He may helm one of the best-known and most successful luxury brands on the planet, but Ralph Lauren designs for himself. Always has. It’s what got him started in the late 1960s, when he couldn’t find the wider neckties he wanted to wear. No one was making them, so he did. Ties and shirts eventually led to seasonal head-to-toe collections, outfitting both men and women for everything from a formal evening out in the city to a yachting excursion off the New England coast to a weekend on a Western ranch. “When I started out, people would see things I was wearing and say, ‘Can you make that for me?’” Lauren recalls. “I guess that was when I knew I had something different.”
But Lauren didn’t stop at clothes. Back in 1983, in the days before major fashion houses had furnishings lines, the designer launched the Ralph Lauren Home Collection, expanding his vision of a thoroughly stylish life. “I came at everything with a sense of how I would want to live,” Lauren says. “My wife, Ricky, and I were shopping for things for our apartment, and all the sheets were very feminine and covered in roses. I wondered, Why can’t I get something masculine? So I took the Oxford cloth we were using to make shirts, turned it into bedding, and sewed buttons down the side of the pillowcases.”
This year marks the 30th anniversary of Lauren’s pioneering home collection, a line whose impact and influence have been monumental. Customers can now buy Ralph Lauren bedding, furniture, lighting, rugs, china and glassware, wall coverings, and paint in a wide variety of looks with evocative names such as Thoroughbred, Modern Penthouse, Jamaica, and, new this fall, Apartment No. One. The latter was inspired by the Duke of Windsor and named for the residence at London’s Kensington Palace where Prince William and Kate Middleton will make their home. The range of offerings reflects Lauren’s unwillingness to be pinned down by a single style. “I’m never just one person,” he notes. Nonetheless, everything carries the unmistakable imprint of the designer and his brand.

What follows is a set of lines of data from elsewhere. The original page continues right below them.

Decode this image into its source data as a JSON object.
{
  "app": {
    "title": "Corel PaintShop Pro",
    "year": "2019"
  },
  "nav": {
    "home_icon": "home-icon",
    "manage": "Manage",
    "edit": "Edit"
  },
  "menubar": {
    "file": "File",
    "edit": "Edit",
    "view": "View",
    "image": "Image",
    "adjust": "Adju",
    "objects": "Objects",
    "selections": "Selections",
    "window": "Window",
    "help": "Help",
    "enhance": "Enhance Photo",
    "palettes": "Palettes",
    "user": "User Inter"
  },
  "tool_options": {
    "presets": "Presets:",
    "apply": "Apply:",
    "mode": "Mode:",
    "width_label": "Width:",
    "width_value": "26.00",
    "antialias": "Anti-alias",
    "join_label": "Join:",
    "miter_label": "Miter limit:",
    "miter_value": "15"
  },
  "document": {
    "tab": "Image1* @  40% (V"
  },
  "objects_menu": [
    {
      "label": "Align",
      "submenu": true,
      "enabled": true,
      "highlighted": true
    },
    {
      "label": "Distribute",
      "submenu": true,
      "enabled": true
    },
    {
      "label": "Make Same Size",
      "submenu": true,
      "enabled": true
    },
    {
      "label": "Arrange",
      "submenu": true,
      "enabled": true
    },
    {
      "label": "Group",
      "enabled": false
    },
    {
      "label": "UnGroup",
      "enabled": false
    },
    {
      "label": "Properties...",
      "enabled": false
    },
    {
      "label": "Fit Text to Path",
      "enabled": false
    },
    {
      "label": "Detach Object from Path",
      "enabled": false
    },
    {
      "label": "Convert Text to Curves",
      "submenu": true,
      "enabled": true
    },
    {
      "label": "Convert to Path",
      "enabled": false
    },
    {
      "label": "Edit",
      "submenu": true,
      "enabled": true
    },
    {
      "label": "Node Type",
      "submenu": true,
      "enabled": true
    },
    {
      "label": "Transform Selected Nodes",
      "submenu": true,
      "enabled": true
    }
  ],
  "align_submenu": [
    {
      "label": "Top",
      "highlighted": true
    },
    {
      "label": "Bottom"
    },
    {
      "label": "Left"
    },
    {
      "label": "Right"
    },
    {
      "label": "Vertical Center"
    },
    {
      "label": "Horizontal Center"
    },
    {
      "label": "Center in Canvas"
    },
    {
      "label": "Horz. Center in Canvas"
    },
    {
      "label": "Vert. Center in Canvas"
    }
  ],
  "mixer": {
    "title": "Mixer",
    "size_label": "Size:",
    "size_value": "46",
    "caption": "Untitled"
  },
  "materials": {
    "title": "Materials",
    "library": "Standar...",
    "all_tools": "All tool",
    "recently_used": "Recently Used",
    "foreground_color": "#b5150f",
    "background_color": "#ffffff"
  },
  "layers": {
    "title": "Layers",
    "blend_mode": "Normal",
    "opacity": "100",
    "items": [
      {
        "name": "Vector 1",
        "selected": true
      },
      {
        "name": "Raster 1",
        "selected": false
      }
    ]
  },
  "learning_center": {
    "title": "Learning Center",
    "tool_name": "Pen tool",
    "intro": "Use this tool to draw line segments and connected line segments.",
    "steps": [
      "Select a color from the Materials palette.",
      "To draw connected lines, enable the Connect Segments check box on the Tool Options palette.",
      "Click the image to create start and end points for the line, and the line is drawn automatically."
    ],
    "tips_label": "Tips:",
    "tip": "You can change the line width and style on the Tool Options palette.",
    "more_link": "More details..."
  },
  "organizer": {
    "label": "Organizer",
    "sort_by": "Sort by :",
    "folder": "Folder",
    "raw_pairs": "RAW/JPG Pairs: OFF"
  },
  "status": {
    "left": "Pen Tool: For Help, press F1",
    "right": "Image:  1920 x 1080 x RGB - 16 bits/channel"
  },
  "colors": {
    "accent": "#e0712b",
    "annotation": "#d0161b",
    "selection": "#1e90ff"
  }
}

In the world of Ralph Lauren, the private and business spheres are so tightly aligned as to be virtually indistinguishable. He’s living out the fantasy he’s marketing, with all the trappings: a minimalist Manhattan apartment, a rustic-modern Long Island beach house, a ranch in Colorado, a tropical retreat in Jamaica, and a stone manse in Bedford, New York. Each home is its own distinct vision of the good life, and each tells a different but complementary story—stories that directly shape his collections. “I think it’s the eye, the taste, and the spirit of the dream,” he says when asked what links it all together.
Lauren is the first to admit he’s not an interior designer. But he can, as he puts it, “visualize how you’d live in a particular environment.” In the same way he pictures what people might wear at a seaside villa in Round Hill, Jamaica, he also imagines the rattan chair where they’d relax with a good book, the blue-and-cream china they’d use for lunch on the terrace, the handblown tumbler from which they’d sip their afternoon rum cocktail. “I felt like just creating the clothes wasn’t enough,” says Lauren, adding, “It’s all an extension of something I wanted in my life—or my dream life.”
Some of Lauren’s earliest fashion successes were his interpretations of traditional British sportswear (riding clothes, hunting tweeds, Scottish tartans), and that style remains one of his hallmarks. It’s also an aesthetic that strongly influences the interiors of his dramatic Norman-style residence in Bedford. “I wanted something that was a little more English than my other homes, but I still wanted it to feel young,” says Lauren, who purchased the property in the late ’80s. Much of the furniture and art came from buying excursions to England and France, and while the decor is undoubtedly the most formal of his residences, it’s also both playful and eclectic in a way that is uniquely Ralph Lauren. Tartans and timeworn Persian carpets mix with quirky objects and brawny overstuffed upholstery that everywhere entreats guests to, please, take a seat. True to Lauren’s penchant for using his own life as design inspiration, several of the dwelling’s furnishings helped shape signature pieces in the home collection. For example, the 19th-century Dutch brass fixture that illuminates the entrance hall gave rise to the Lillianne chandelier, and a pair of Louis XV–style wing chairs in the living room led to the Spencer chair